This Winter Tool Should Be In Every Prepper’s Reserve Supplies

The utility sled will help you work more efficiently in winter and be great for prepping!

No, I don’t sell sleds or make any money from the sale of sleds.  I just wanted to recommend one for you for this winter to help you with any winter works.  A simple thing, really, but it can make a lot of distance for what you do.  It also has prepping uses.  The sled can be used to haul wood, a game animal you’ve hunted, or even to help you remove snow with a shovel.

The one I’m referring to I picked up at Wal-Mart several years ago, but you can find them on for the same price or cheaper…about $50.  You want the one that resembles a “boat,” made of black plastic.  The ones from Wal Mart are made of polyethylene and have a rope for hauling or towing attached to the front edge.

Here’s Why You Need This For Winter

Now, you can haul a tremendous amount of weight over snow and/or ice…even gravel or fairly-even rough ground.  Naturally, with snow and ice, there is less resistance on the bottom of the sled.  When I’m not cutting wood (I do so all winter long) and moving it around, I’m often out in the woods and I like the ability to use the sled for different things.  I can throw a large rucksack and some extra gear in it and drag it around with me all over the place.  It also ensures if I’m sleeping outside that I’m going to stay really dry.

What I did is to drill holes (1/8” in diameter) into the frame in 6 places.  In each of these holes, I emplaced hard, plastic construction dimples for mounting screws into walls and drywall.  These I drove into the hole with a hammer.  I have these rods that I stick into the holes to run across the sled, as in a “half-hoop,” almost akin to the ribs on a Conestoga/covered wagon of old.  Overtop of this, I place a tarp, and using utility clamps, I secure it in place on top of the hoops, and further tie off the corners and stake them into the ground.  Voila!

I have a self-enclosed lean-to/tent that I place my pad on the bottom and then climb into my sleeping bag for a snooze.  Naturally, it’s on level ground, or else my little sled-lean-to might sail away on its own!  If I have to move out in a hurry?  No problem.  Just detach the rods, throw my ruck inside, and close the edges of the tarp down so they sit inside the sled.

I can carry a lot of weight in this manner.  Sometimes I cut dead fallen timber during the wintertime on the last day out in the woods before I come home and load it in the sled.  I can (and have) towed it from the back of my vehicle.  The sleds are really durable and can take a tremendous beating.  The two I have now I’ve owned since 2012 and they’ll be good for another 20 years.  They can store either by standing them up and leaning them against your place, or turn them upside down and lay them on the ground.  Just know where you left them if you get a lot of snow!

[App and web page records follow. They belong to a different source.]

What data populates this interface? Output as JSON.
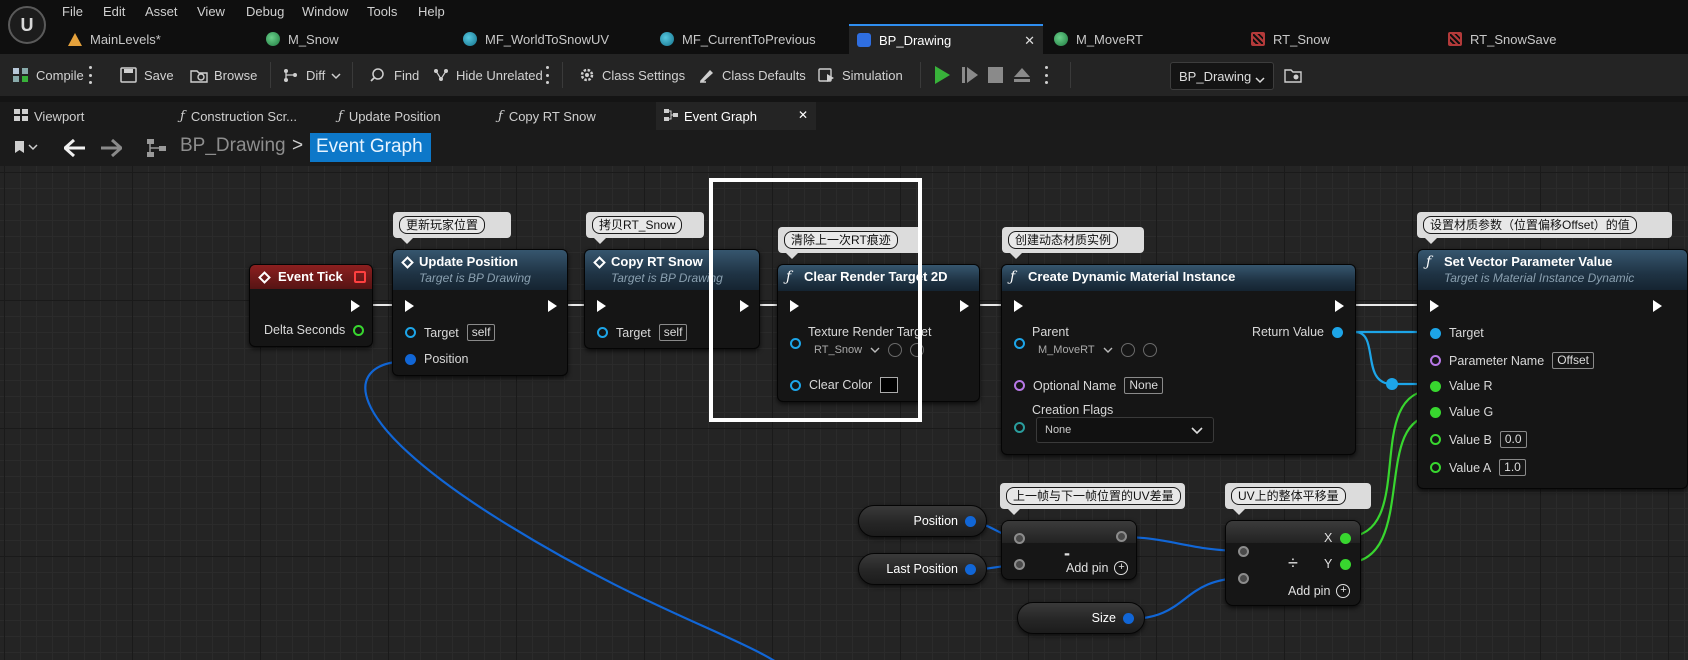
{
  "menu": [
    "File",
    "Edit",
    "Asset",
    "View",
    "Debug",
    "Window",
    "Tools",
    "Help"
  ],
  "logo_text": "U",
  "doc_tabs": [
    {
      "label": "MainLevels*",
      "icon": "level-icon"
    },
    {
      "label": "M_Snow",
      "icon": "material-icon"
    },
    {
      "label": "MF_WorldToSnowUV",
      "icon": "material-function-icon"
    },
    {
      "label": "MF_CurrentToPrevious",
      "icon": "material-function-icon"
    },
    {
      "label": "BP_Drawing",
      "icon": "blueprint-icon",
      "close": "✕"
    },
    {
      "label": "M_MoveRT",
      "icon": "material-icon"
    },
    {
      "label": "RT_Snow",
      "icon": "render-target-icon"
    },
    {
      "label": "RT_SnowSave",
      "icon": "render-target-icon"
    }
  ],
  "toolbar": {
    "compile": "Compile",
    "save": "Save",
    "browse": "Browse",
    "diff": "Diff",
    "find": "Find",
    "hide_unrelated": "Hide Unrelated",
    "class_settings": "Class Settings",
    "class_defaults": "Class Defaults",
    "simulation": "Simulation",
    "debug_object": "BP_Drawing"
  },
  "sub_tabs": [
    {
      "label": "Viewport"
    },
    {
      "label": "Construction Scr..."
    },
    {
      "label": "Update Position"
    },
    {
      "label": "Copy RT Snow"
    },
    {
      "label": "Event Graph",
      "close": "✕"
    }
  ],
  "breadcrumb": {
    "root": "BP_Drawing",
    "sep": ">",
    "current": "Event Graph"
  },
  "comments": {
    "update_pos": "更新玩家位置",
    "copy_rt": "拷贝RT_Snow",
    "clear_rt": "清除上一次RT痕迹",
    "create_dmi": "创建动态材质实例",
    "set_vec": "设置材质参数（位置偏移Offset）的值",
    "uv_delta": "上一帧与下一帧位置的UV差量",
    "uv_offset": "UV上的整体平移量"
  },
  "nodes": {
    "event_tick": {
      "title": "Event Tick",
      "pin_delta": "Delta Seconds"
    },
    "update_position": {
      "title": "Update Position",
      "subtitle": "Target is BP Drawing",
      "pin_target": "Target",
      "target_val": "self",
      "pin_position": "Position"
    },
    "copy_rt_snow": {
      "title": "Copy RT Snow",
      "subtitle": "Target is BP Drawing",
      "pin_target": "Target",
      "target_val": "self"
    },
    "clear_rt": {
      "title": "Clear Render Target 2D",
      "pin_texture": "Texture Render Target",
      "texture_val": "RT_Snow",
      "pin_color": "Clear Color"
    },
    "create_dmi": {
      "title": "Create Dynamic Material Instance",
      "pin_parent": "Parent",
      "parent_val": "M_MoveRT",
      "pin_optname": "Optional Name",
      "optname_val": "None",
      "pin_flags": "Creation Flags",
      "flags_val": "None",
      "pin_return": "Return Value"
    },
    "set_vector": {
      "title": "Set Vector Parameter Value",
      "subtitle": "Target is Material Instance Dynamic",
      "pin_target": "Target",
      "pin_param": "Parameter Name",
      "param_val": "Offset",
      "pin_r": "Value R",
      "pin_g": "Value G",
      "pin_b": "Value B",
      "b_val": "0.0",
      "pin_a": "Value A",
      "a_val": "1.0"
    },
    "var_position": {
      "label": "Position"
    },
    "var_last_position": {
      "label": "Last Position"
    },
    "var_size": {
      "label": "Size"
    },
    "subtract": {
      "op": "-",
      "add_pin": "Add pin"
    },
    "divide": {
      "op": "÷",
      "add_pin": "Add pin",
      "pin_x": "X",
      "pin_y": "Y"
    }
  },
  "colors": {
    "accent": "#0d78c9",
    "exec": "#ffffff",
    "object_pin": "#1da5e8",
    "float_pin": "#38d62f",
    "vector_pin": "#1166d6",
    "name_pin": "#b778e6",
    "play": "#38b23a"
  }
}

There are other uses, too.  What if I have to pop smoke and leave in the dead of winter?  I can haul a lot of gear with the sled…to about 500-600 lbs.  In addition, I can move an injured person around.  Guess what?  In an area that a helicopter could get to, it could even be used as a basket to lift an injured person with, if they didn’t have one aboard for the purpose.

I highly recommend picking up a couple to help you get through the winter months, especially if you live in a rural or wilderness area.  They are not expensive, highly durable, and will pay for themselves in no time.  JJ out!

This article was originally published at Ready Nutrition™ on January 24th, 2018